It’s a ninja thing.
Dear Word Detective: I just discovered your articles online, and was pleased to find an explanation of the term “calf rope” (which I recently introduced to my youngest child), and also see that you at least reference the word “tump.” I grew up using both words regularly in southern Arkansas. This reminded me of another term that I’ve heard my parents use a good bit when I was growing up in the ’60s and ’70s, but never really understood the meaning. My parents would often refer to the trunk of a car as the “turtle hull.” I’ve found references online defining the term as the trunk of a car, but no explanation of how/when the term quit referring to an actual turtle, and instead to a portion of a car. Any ideas? — Greg Harrison.
It’s always nice to be discovered, and in this case your discovery produced my discovery that I have columns online (from, respectively, 2003 and 1999) that I have absolutely no memory of writing. “Calf rope” is, I remember now, a regional “surrender term” used by children in the southern US to signal that they are giving up in a fight, much as saying “uncle” has been used for centuries. I apparently came up blank back in 1999 on “tump” meaning “overturn,” as in “tump over a boat.” But the Oxford English Dictionary (OED) says, I now notice, that it’s a US dialectical term meaning “to strike a person roughly” or “to knock down or over roughly” (“I wuz gonna take a big drank of muh Arro Cee Cola until you came by and tumped it over,” Dallas Morning News, 1983), which certainly sounds like the “tump” I was looking for. The OED suggests that this “tump” arose simply as a dialectical pronunciation of “thump.”
“Turtle hull” is a new one on me, but there seem to be a lot of people asking about it online, and there is broad agreement that it’s a slightly antiquated term for the trunk of a car, again used primarily in the southern US. The cargo compartment of a passenger automobile has gone by a range of monikers over the years. In the UK, it’s generally called the “boot,” after platforms on the side of horse-drawn carriages where guards sat (and under which luggage was carried). It’s not clear exactly how “boot” connects to that “platform” sense, but it may be based on the sense of “boot” as a protective container. Back in the 18th century, the main luggage compartment was also known as the “well.” The US term “trunk” is actually relatively recent, dating back to the 1930s. This “trunk” is based on “trunk” in the sense of “chest, box or case” (as in “steamer trunk”), a use that arose because the first “trunks” were made (supposedly) from actual tree trunks. My back hurts just thinking about that.

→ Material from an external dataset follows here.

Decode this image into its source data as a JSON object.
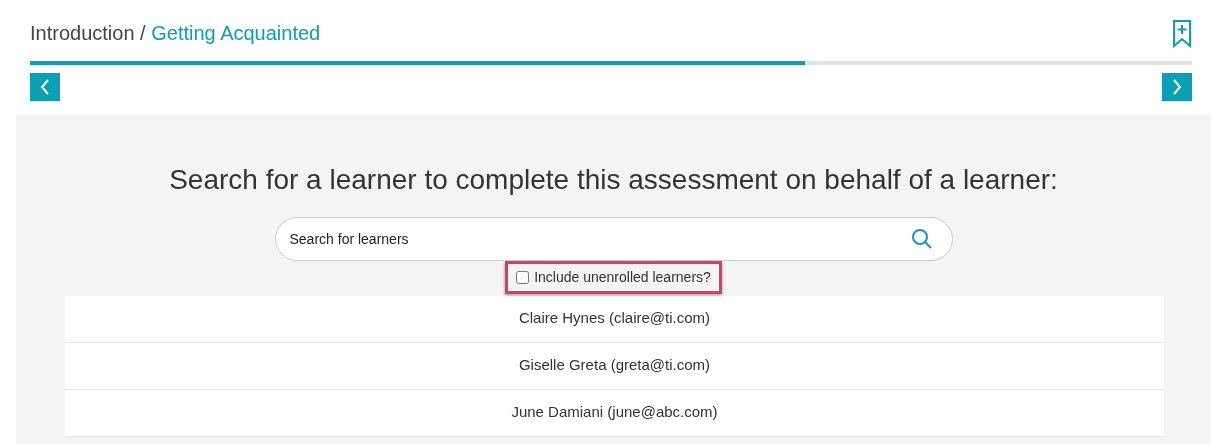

I have yet to find a dictionary that lists “turtle-hull,” but the Oxford English Dictionary (OED) does have an entry for “turtle-back” meaning “a rounded projecting boot on a motor vehicle,” which first appeared in print in 1941. This use was by analogy to an arched structure called a “turtle-back” (or “turtle-deck”) sometimes mounted on the bow and/or stern of 19th century steamships to protect against heavy seas. Modern lifeboats on large ships often have this sort of arched canopy fore and aft (or are entirely enclosed by one) to protect passengers and prevent the craft from swamping in a storm. This seafaring “turtle-back” takes its name from its resemblance to the arched shell of a turtle, and the rounded trunks of mid-20th century cars apparently also evoked comparison to our pokey reptilian pals.
The substitution of “hull” for “back” in “turtle-hull” seems a little odd, but not really mysterious. This is “hull” in the sense of “hard outer covering of a seed,” or (given the nautical origin of “turtle-back”) “hull” in the sense of “body of a ship” (which is almost certainly based on the “seed casing” sense of “hull” anyway).